▸ Problem to solve
How many of the lines below contain the word "label"? Only the number is wanted.
--- Records for processing Enclosed Below ---
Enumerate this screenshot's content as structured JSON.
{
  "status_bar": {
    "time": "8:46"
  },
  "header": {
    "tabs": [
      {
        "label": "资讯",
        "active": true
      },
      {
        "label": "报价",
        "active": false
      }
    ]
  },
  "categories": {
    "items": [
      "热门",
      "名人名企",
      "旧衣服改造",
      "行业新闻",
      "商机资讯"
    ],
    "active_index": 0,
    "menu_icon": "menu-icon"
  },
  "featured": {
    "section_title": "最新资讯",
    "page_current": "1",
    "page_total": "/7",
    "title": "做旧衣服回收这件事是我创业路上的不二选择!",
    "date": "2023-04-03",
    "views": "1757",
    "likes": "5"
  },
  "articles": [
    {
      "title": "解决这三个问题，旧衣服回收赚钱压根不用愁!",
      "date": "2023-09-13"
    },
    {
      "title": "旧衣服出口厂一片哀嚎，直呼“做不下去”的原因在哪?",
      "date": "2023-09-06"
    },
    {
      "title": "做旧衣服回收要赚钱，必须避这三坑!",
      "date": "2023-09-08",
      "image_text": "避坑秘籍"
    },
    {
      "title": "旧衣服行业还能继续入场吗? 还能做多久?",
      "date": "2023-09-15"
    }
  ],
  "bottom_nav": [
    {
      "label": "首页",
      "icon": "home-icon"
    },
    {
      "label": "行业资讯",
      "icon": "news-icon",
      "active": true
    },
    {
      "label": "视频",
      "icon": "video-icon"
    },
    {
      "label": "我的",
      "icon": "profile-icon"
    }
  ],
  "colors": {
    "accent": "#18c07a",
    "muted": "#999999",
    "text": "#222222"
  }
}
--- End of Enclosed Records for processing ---
▸ Response to the task
6